Capitalization and phrasing reveal where your priorities lie and send a message with precise, carefully chosen language.
A personal style guide will always need to work in conjunction with other, published style manuals. The guide that I create will never be comprehensive enough to cover every grammar and punctuation question. However, published manuals tend to leave a lot of wiggle room. For example, in your dissertation, do you tend to capitalize the first word of each listed point? Or, do you prefer to treat the list as one long sentence? When writing a manual, does the organization prefer to capitalize job titles like Assistant Director? Are there some job titles that aren’t capitalized? Creating a guide for your document allows me to remember your preferences so that I can work more quickly. It also allows me to pick up where we left off if I’m working on a single chapter at a time.
When I create a style guide, I help organizations promote their personal brand and public image. Consistency across documents helps organizations look professional. For organizations and academic writers, capitalization and phrasing reveal where your priorities lie and send a message with precise, carefully chosen language. What positions are important enough to earn capitalizations? How do you choose to refer to marginalized groups?

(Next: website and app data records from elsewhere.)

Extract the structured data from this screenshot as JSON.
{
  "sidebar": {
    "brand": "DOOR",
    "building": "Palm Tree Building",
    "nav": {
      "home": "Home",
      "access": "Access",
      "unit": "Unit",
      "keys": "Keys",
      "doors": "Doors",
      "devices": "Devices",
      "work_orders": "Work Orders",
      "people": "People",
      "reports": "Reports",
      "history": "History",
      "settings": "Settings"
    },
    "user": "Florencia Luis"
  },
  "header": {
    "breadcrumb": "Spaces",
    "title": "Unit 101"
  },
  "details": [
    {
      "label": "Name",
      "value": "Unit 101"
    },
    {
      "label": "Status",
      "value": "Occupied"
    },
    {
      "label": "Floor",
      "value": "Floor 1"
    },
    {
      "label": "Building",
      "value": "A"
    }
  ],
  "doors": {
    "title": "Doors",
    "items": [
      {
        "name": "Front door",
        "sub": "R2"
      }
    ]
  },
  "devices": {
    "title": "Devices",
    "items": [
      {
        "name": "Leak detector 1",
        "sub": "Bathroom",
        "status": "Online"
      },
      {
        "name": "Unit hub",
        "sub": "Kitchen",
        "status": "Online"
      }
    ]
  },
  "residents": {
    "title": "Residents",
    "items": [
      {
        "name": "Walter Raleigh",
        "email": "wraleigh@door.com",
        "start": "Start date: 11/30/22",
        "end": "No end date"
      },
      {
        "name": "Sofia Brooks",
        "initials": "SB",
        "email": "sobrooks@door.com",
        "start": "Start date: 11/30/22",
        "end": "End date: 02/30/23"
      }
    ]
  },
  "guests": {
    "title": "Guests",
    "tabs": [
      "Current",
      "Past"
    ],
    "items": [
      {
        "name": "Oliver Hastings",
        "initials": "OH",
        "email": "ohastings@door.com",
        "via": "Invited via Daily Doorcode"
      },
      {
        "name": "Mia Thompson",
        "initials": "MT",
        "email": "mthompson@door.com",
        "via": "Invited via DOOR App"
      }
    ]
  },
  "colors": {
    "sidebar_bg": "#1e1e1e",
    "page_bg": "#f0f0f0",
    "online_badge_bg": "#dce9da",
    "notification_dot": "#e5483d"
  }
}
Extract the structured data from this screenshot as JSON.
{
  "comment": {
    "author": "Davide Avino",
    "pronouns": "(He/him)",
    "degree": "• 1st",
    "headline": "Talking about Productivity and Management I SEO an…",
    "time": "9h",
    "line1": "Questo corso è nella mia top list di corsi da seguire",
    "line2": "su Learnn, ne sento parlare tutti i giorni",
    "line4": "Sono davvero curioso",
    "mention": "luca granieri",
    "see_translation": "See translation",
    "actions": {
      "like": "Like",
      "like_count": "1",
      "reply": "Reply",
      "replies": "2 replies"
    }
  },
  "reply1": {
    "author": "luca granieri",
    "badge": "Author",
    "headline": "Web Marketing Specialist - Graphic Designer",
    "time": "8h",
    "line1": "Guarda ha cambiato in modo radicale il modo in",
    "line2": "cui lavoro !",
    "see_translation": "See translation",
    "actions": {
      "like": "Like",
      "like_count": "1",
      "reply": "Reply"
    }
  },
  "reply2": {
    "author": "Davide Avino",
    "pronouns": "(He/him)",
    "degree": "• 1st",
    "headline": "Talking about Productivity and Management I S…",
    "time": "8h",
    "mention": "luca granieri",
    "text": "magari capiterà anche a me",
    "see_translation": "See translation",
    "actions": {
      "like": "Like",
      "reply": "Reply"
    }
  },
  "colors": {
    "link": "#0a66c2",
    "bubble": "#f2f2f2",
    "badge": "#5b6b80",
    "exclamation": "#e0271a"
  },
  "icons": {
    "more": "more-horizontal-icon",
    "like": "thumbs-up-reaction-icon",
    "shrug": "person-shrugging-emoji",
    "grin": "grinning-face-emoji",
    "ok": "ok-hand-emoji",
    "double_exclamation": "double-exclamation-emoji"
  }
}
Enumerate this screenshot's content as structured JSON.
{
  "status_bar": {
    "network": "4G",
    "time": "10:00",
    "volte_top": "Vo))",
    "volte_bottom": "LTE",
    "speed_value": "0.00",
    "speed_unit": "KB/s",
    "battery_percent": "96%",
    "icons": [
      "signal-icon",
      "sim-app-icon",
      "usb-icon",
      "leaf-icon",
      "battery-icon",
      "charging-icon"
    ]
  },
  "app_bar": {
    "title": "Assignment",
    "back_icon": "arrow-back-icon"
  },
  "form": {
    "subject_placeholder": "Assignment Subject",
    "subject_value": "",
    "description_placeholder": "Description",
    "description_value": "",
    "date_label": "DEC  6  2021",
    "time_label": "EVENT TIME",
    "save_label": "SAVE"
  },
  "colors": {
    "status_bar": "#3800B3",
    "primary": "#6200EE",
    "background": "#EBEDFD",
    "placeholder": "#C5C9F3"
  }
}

If you want to curate some consistency in your own, you may choose to create a style guide for yourself. Your style guide doesn’t have to be anything fancy. Mine looks like a digital version of an elementary word wall. Each style guide is created using a table. The cells in the table are labeled A to Z so that I can sort important language alphabetically. I use bullet points underneath the table to keep track of punctuation and formatting preferences. Once I’ve created the style guide, it’s the quickest place to find answers to any questions I have while I’m copyediting. If you do create your own style guide, please send it to me when you send me your paper for an edit! That way, your message will be presented exactly like you’d like.